--- Supplied records ---

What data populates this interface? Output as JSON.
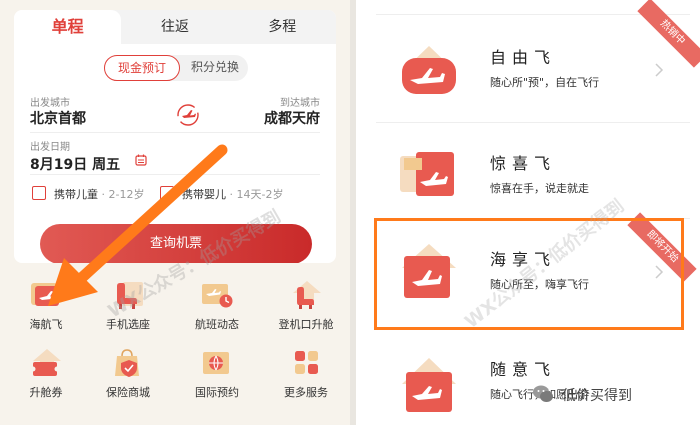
{
  "booking": {
    "tabs": [
      "单程",
      "往返",
      "多程"
    ],
    "pay_options": [
      "现金预订",
      "积分兑换"
    ],
    "from_label": "出发城市",
    "from_city": "北京首都",
    "to_label": "到达城市",
    "to_city": "成都天府",
    "date_label": "出发日期",
    "date_value": "8月19日  周五",
    "child_label": "携带儿童",
    "child_sub": "· 2-12岁",
    "infant_label": "携带婴儿",
    "infant_sub": "· 14天-2岁",
    "search_button": "查询机票"
  },
  "services": [
    {
      "label": "海航飞",
      "icon": "hainan-fly-icon"
    },
    {
      "label": "手机选座",
      "icon": "seat-select-icon"
    },
    {
      "label": "航班动态",
      "icon": "flight-status-icon"
    },
    {
      "label": "登机口升舱",
      "icon": "gate-upgrade-icon"
    },
    {
      "label": "升舱券",
      "icon": "upgrade-coupon-icon"
    },
    {
      "label": "保险商城",
      "icon": "insurance-shop-icon"
    },
    {
      "label": "国际预约",
      "icon": "international-booking-icon"
    },
    {
      "label": "更多服务",
      "icon": "more-services-icon"
    }
  ],
  "products": [
    {
      "title": "自由飞",
      "subtitle": "随心所\"预\"，自在飞行",
      "badge": "热销中"
    },
    {
      "title": "惊喜飞",
      "subtitle": "惊喜在手，说走就走",
      "badge": ""
    },
    {
      "title": "海享飞",
      "subtitle": "随心所至，嗨享飞行",
      "badge": "即将开始"
    },
    {
      "title": "随意飞",
      "subtitle": "随心飞行，如愿出游",
      "badge": ""
    }
  ],
  "watermark": "WX公众号：低价买得到",
  "brand": "低价买得到",
  "colors": {
    "accent": "#e0403a",
    "highlight": "#ff7a1a"
  }
}
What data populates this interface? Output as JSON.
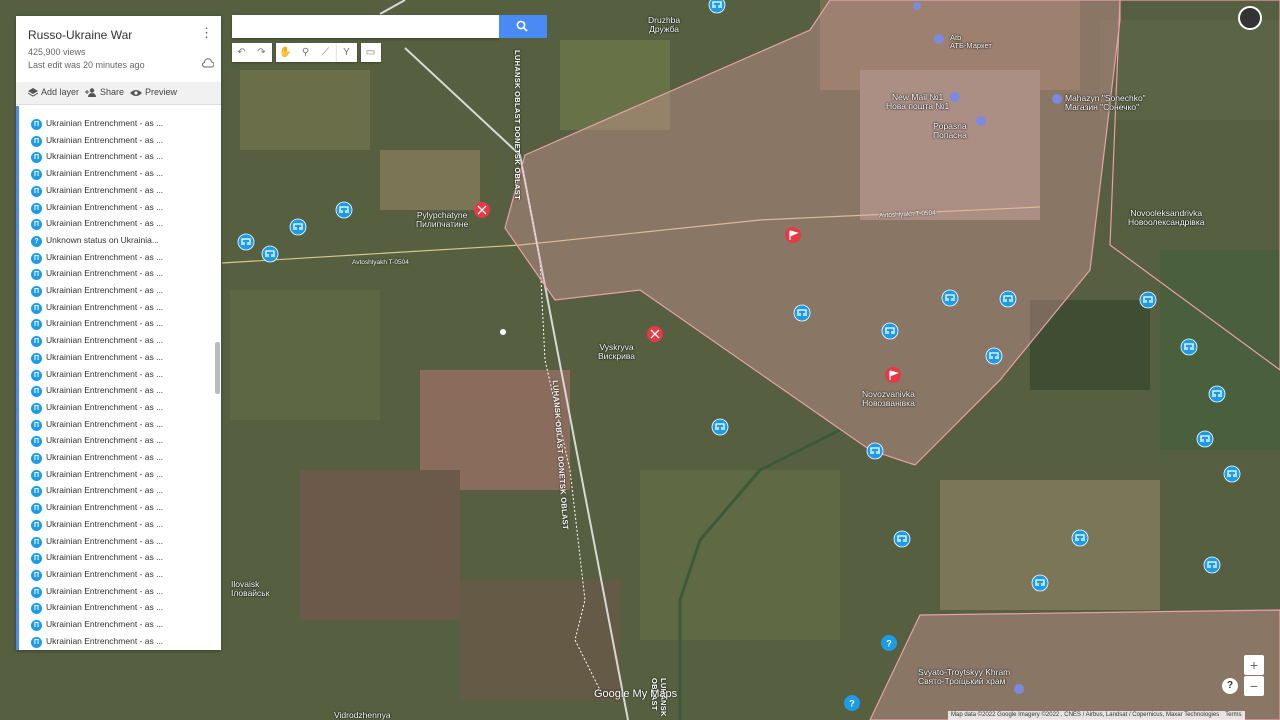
{
  "panel": {
    "title": "Russo-Ukraine War",
    "views": "425,900 views",
    "last_edit": "Last edit was 20 minutes ago",
    "actions": {
      "add_layer": "Add layer",
      "share": "Share",
      "preview": "Preview"
    },
    "items": [
      "Ukrainian Entrenchment - as ...",
      "Ukrainian Entrenchment - as ...",
      "Ukrainian Entrenchment - as ...",
      "Ukrainian Entrenchment - as ...",
      "Ukrainian Entrenchment - as ...",
      "Ukrainian Entrenchment - as ...",
      "Ukrainian Entrenchment - as ...",
      "Unknown status on Ukrainia...",
      "Ukrainian Entrenchment - as ...",
      "Ukrainian Entrenchment - as ...",
      "Ukrainian Entrenchment - as ...",
      "Ukrainian Entrenchment - as ...",
      "Ukrainian Entrenchment - as ...",
      "Ukrainian Entrenchment - as ...",
      "Ukrainian Entrenchment - as ...",
      "Ukrainian Entrenchment - as ...",
      "Ukrainian Entrenchment - as ...",
      "Ukrainian Entrenchment - as ...",
      "Ukrainian Entrenchment - as ...",
      "Ukrainian Entrenchment - as ...",
      "Ukrainian Entrenchment - as ...",
      "Ukrainian Entrenchment - as ...",
      "Ukrainian Entrenchment - as ...",
      "Ukrainian Entrenchment - as ...",
      "Ukrainian Entrenchment - as ...",
      "Ukrainian Entrenchment - as ...",
      "Ukrainian Entrenchment - as ...",
      "Ukrainian Entrenchment - as ...",
      "Ukrainian Entrenchment - as ...",
      "Ukrainian Entrenchment - as ...",
      "Ukrainian Entrenchment - as ...",
      "Ukrainian Entrenchment - as ...",
      "Ukrainian Entrenchment - as ..."
    ]
  },
  "map": {
    "places": {
      "druzhba": "Druzhba\nДружба",
      "atb": "Atb\nАТБ-Маркет",
      "new_mail": "New Mail №1\nНова пошта №1",
      "mahazyn": "Mahazyn \"Sonechko\"\nМагазин \"Сонечко\"",
      "popasna": "Popasna\nПопасна",
      "novooleksandrivka": "Novooleksandrivka\nНовоолександрівка",
      "pylypchatyne": "Pylypchatyne\nПилипчатине",
      "vyskryva": "Vyskryva\nВискрива",
      "novozvanivka": "Novozvanivka\nНовозванівка",
      "ilovaisk": "Ilovaisk\nІловайськ",
      "svyato": "Svyato-Troytskyy Khram\nСвято-Троїцький храм",
      "vidrodzhennya": "Vidrodzhennya"
    },
    "roads": {
      "road1": "Avtoshlyakh T-0504",
      "road2": "Avtoshlyakh T-0504"
    },
    "oblasts": {
      "top": "LUHANSK OBLAST   DONETSK OBLAST",
      "mid": "LUHANSK OBLAST   DONETSK OBLAST",
      "bottom": "LUHANSK OBLAST"
    },
    "colors": {
      "occupied": "#e8a0a8",
      "marker": "#1c9be6",
      "clash": "#e53945"
    }
  },
  "attribution": "Map data ©2022 Google Imagery ©2022 , CNES / Airbus, Landsat / Copernicus, Maxar Technologies",
  "terms": "Terms",
  "brand": "Google My Maps"
}
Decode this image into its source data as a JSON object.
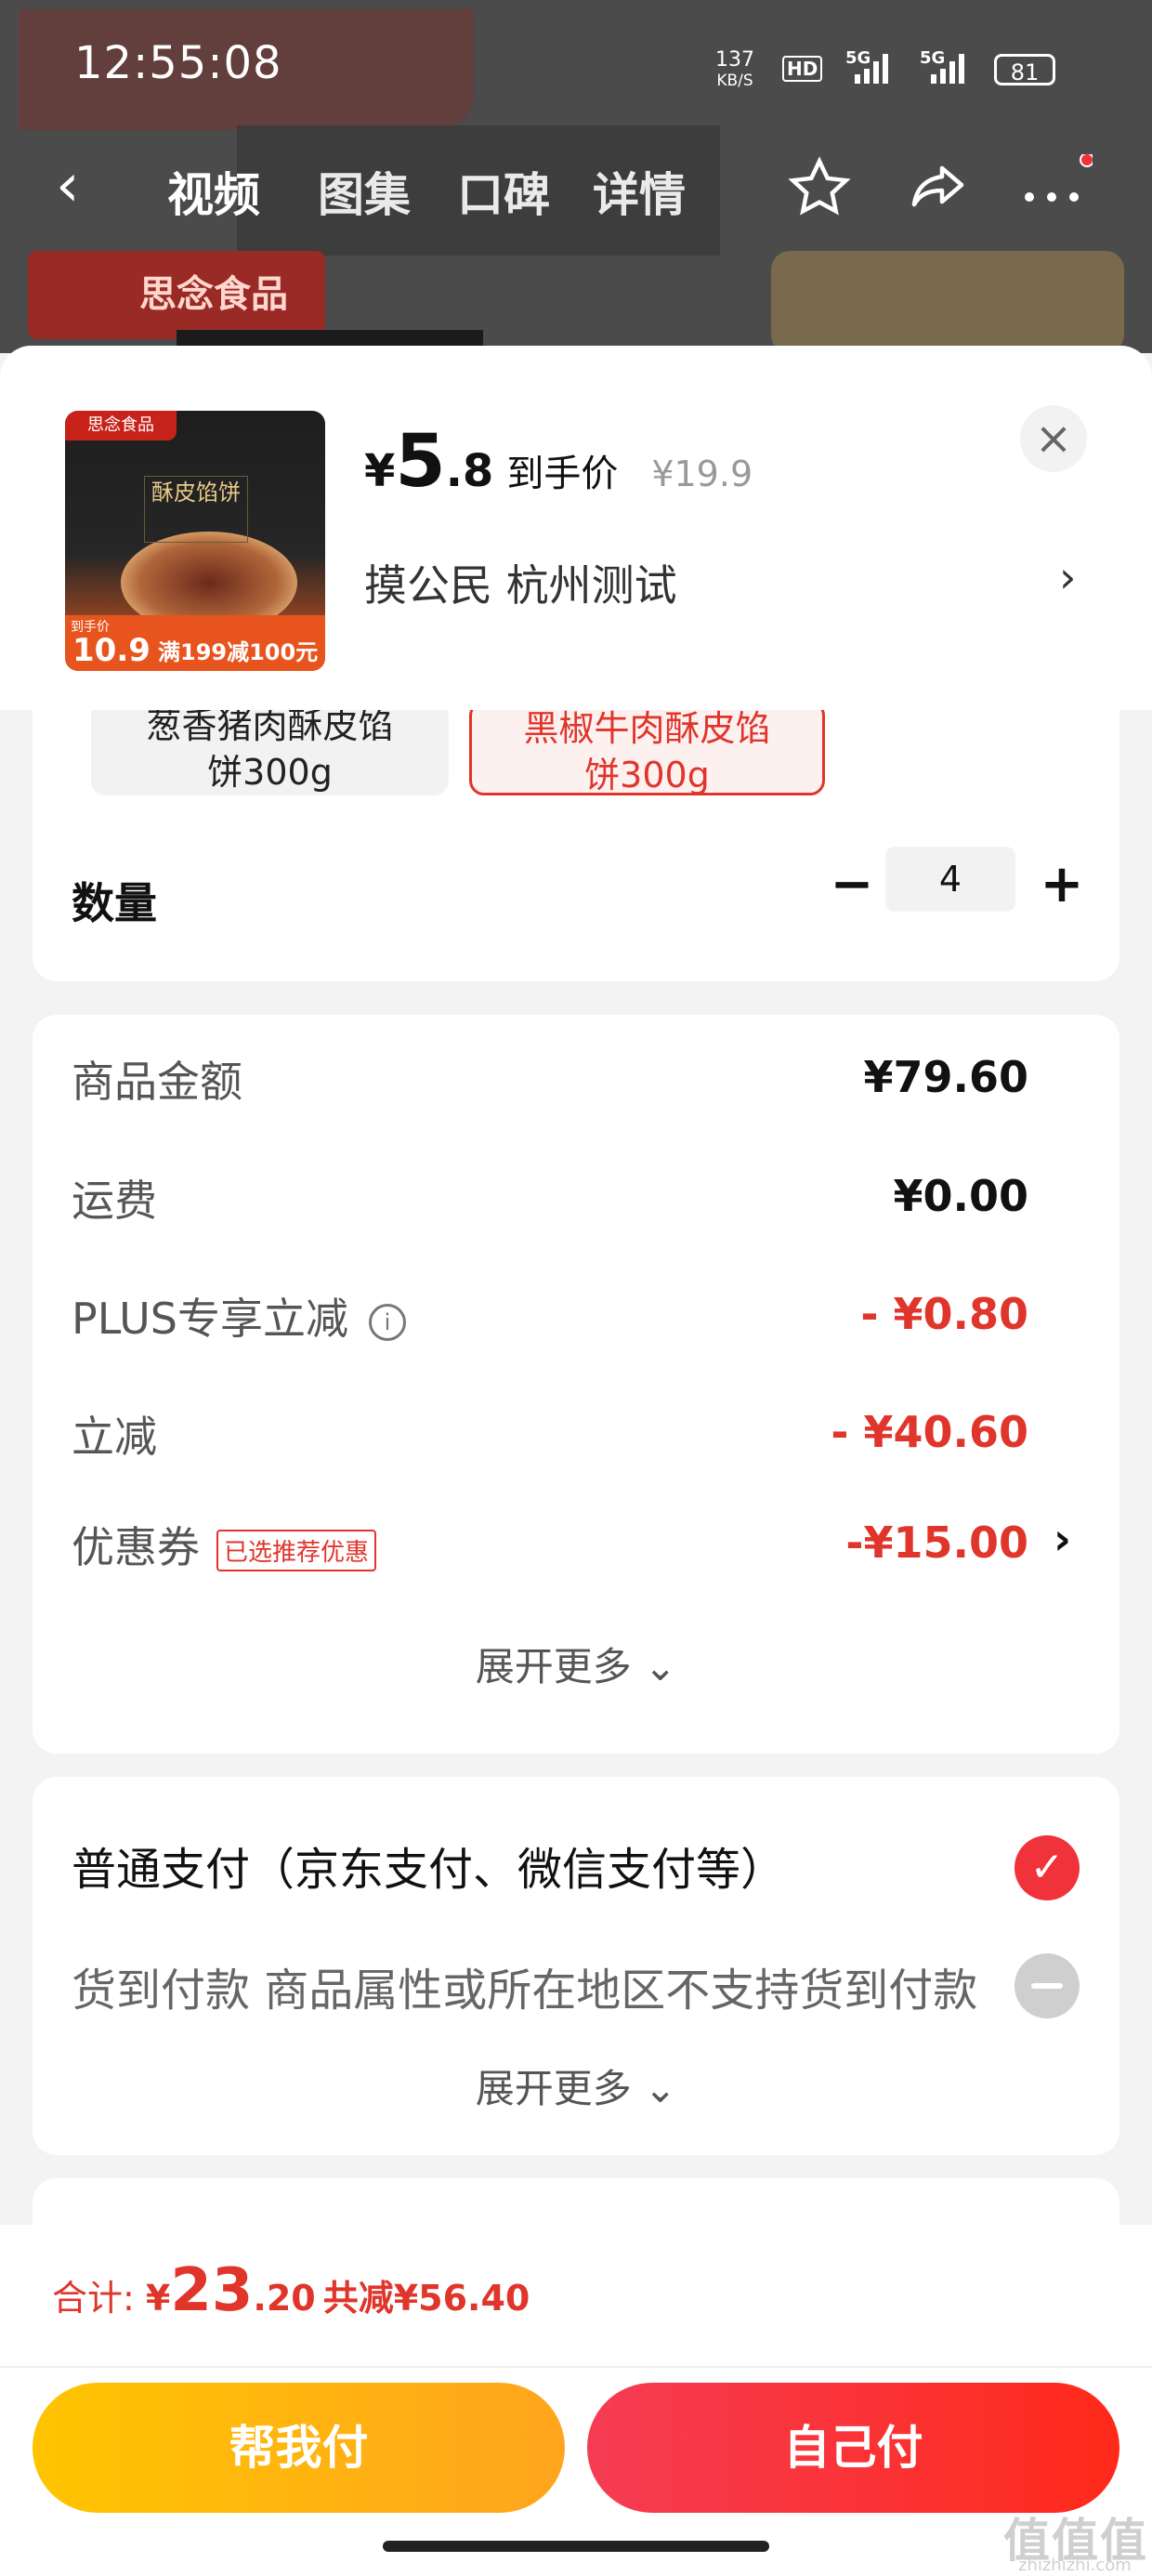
{
  "status_bar": {
    "time": "12:55:08",
    "net_speed": "137",
    "net_unit": "KB/S",
    "hd": "HD",
    "signal1": "5G",
    "signal2": "5G",
    "battery": "81"
  },
  "nav": {
    "tabs": [
      "视频",
      "图集",
      "口碑",
      "详情"
    ],
    "active_tab": "视频"
  },
  "background": {
    "brand": "思念食品"
  },
  "product": {
    "thumb_brand": "思念食品",
    "thumb_title": "酥皮馅饼",
    "thumb_price_label": "到手价",
    "thumb_price": "10.9",
    "thumb_promo": "满199减100元",
    "price_currency": "¥",
    "price_int": "5",
    "price_dec": ".8",
    "price_label": "到手价",
    "original_price": "¥19.9",
    "spec": "摸公民  杭州测试",
    "close_symbol": "×"
  },
  "variants": [
    {
      "label_line1": "葱香猪肉酥皮馅",
      "label_line2": "饼300g",
      "selected": false
    },
    {
      "label_line1": "黑椒牛肉酥皮馅",
      "label_line2": "饼300g",
      "selected": true
    }
  ],
  "quantity": {
    "label": "数量",
    "value": "4"
  },
  "costs": {
    "rows": [
      {
        "label": "商品金额",
        "value": "¥79.60",
        "red": false
      },
      {
        "label": "运费",
        "value": "¥0.00",
        "red": false
      },
      {
        "label": "PLUS专享立减",
        "value": "- ¥0.80",
        "red": true
      },
      {
        "label": "立减",
        "value": "- ¥40.60",
        "red": true
      }
    ],
    "coupon_label": "优惠券",
    "coupon_tag": "已选推荐优惠",
    "coupon_value": "-¥15.00",
    "expand": "展开更多"
  },
  "payment": {
    "options": [
      {
        "label": "普通支付（京东支付、微信支付等）",
        "selected": true
      },
      {
        "label": "货到付款 商品属性或所在地区不支持货到付款",
        "selected": false,
        "disabled": true
      }
    ],
    "expand": "展开更多"
  },
  "footer": {
    "total_label": "合计: ",
    "total_currency": "¥",
    "total_int": "23",
    "total_dec": ".20",
    "savings": "共减¥56.40",
    "help_pay": "帮我付",
    "self_pay": "自己付"
  },
  "watermark": {
    "line1": "值值值",
    "line2": "zhizhizhi.com"
  },
  "colors": {
    "accent_red": "#e0352b",
    "help_btn": "#ffb400",
    "self_btn": "#f5333f"
  }
}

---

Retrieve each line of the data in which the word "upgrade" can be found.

      "icon": "gate-upgrade-icon"
      "icon": "upgrade-coupon-icon"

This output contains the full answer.